Chief Executive Officers of the most reputable multinational corporations are not infallible when it comes to making big mistakes in their careers. These are the top five mistakes in career management that CEOs can commit:
Not being totally aware of their strengths
It is possible that success can muffle the CEO’s intelligence. Another factor that tends to make the top corporate leader is overconfidence. The typical CEO has the tendency to stand out in one phase of the business cycle like growth or turnaround. Unfortunately, he or she fails to deal with the risks.
Overcome by Status
Some CEOs get overwhelmed by the extent of an accomplishment or opportunity. This person must not be blinded by the scope of an achievement. It is important to be cautious all the time. A practical CEO must leave the company proud of his or her achievements and positive about the organization’s future. Otherwise, this is a big oversight.
Over-confidence can reduce the need to share and listen. Corporate executives must realize their weak points in their careers and find immediate solutions. Smart CEOs should ask subordinates to provide honest feedback on their performance and suggestions on how to improve. Ill-advised CEO's will rarely listen to others and pay attention to people who are inefficient and poor performers.
Making Impulsive Decisions
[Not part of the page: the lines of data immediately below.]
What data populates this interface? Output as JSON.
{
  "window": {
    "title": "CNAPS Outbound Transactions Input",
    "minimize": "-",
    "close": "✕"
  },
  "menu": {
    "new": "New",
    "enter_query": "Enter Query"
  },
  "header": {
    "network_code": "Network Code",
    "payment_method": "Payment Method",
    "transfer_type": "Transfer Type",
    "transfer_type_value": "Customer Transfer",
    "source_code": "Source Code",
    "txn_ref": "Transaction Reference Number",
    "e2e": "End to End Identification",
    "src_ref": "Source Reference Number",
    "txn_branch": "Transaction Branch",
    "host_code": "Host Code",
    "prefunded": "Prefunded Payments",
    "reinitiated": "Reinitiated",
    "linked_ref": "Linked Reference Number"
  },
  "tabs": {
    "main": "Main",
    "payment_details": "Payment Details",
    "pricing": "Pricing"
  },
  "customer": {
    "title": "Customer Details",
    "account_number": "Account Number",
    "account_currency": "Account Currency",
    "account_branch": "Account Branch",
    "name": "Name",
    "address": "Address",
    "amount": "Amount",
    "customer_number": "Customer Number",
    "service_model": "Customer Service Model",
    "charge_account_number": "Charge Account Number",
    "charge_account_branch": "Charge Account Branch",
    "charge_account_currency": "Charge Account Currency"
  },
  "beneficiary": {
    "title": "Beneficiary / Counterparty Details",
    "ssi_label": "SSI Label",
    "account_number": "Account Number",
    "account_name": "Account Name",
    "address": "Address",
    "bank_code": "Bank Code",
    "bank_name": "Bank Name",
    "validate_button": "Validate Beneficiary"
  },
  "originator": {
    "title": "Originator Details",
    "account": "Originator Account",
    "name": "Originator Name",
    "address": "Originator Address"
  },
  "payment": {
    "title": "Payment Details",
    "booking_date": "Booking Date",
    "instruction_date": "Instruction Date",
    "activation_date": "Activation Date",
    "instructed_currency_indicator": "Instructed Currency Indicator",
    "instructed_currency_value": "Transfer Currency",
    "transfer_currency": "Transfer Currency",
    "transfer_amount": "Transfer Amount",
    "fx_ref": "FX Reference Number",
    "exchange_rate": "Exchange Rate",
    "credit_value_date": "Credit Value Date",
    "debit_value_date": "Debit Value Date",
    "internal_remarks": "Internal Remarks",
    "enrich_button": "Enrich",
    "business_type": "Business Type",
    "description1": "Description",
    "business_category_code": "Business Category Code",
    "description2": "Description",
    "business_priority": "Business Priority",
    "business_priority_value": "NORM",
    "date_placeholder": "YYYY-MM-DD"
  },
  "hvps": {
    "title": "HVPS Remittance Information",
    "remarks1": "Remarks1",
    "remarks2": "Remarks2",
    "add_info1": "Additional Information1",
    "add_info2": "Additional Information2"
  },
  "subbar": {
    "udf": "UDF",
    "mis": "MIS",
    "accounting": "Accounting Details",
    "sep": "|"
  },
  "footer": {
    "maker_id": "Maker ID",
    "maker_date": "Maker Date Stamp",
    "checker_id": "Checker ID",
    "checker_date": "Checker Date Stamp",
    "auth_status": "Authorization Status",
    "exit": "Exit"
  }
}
Too much haste can lead to more blunders. In the same manner, weak decisions in management can put an end to the CEO’s career. Some of these executives do not understand the actual organizational background or framework and culture which produced current situations. Others simply do not put in enough time to understand core issues behind a major predicament. These CEOs choose to rush and formulate a thoughtless conclusion.
It is not right for any CEO to believe that he or she is an excellent judge of career potentials and personality. An incompetent CEO makes appointments for reasons other than the employee being the most qualified candidate. This is not correct. This speaks of inadequate self-awareness. There will be many people telling the chief executive that he or she is a celebrity or a very good leader. The million-dollar question is are these persons telling the truth? Only the CEO will know this and make the right judgment.
Examples of CEOs from Fortune 500 Companies
There are many chief executive officers like Blackberry’s Thorstein Heins and Sear’s Eddie Lampert who have committed the most atrocious boo-boos. These range from covering up behavior to destroy stock values of their respective companies to coming up with dreadfully offensive statements that led to ridicule and in once instance, rejection of the company’s brand and products.
Another infamous CEO is Ken Lay of ENRON (Natural Gas firm) which incurred $101 billion sales in 2000 as a result of various expansions and acquisitions. Lay was appointed CEO in 1986 and steered the corporation to its prestigious standing and success. He was so successful that the company was hailed by Fortune as the most innovative company of America for six consecutive years. Then, it was learned that ENRON concealed parts of its liabilities and removed them from the balance sheets. In short, majority of the corporation’s revenues and assets were manipulated. ENRON had no choice but to file for bankruptcy. Ken Lay was indicted and found guilty of fraud as well as other charges.
A fifth is John Sculley who fired Steve Jobs from Apple. He became CEO of this technology giant in 1983 from Pepsi Corporation. Sculley espoused expensive marketing campaigns but he lacked product management skills. He invested in many failed undertakings which included Apple’s Newton PDA and camera devices. This cost the man his job.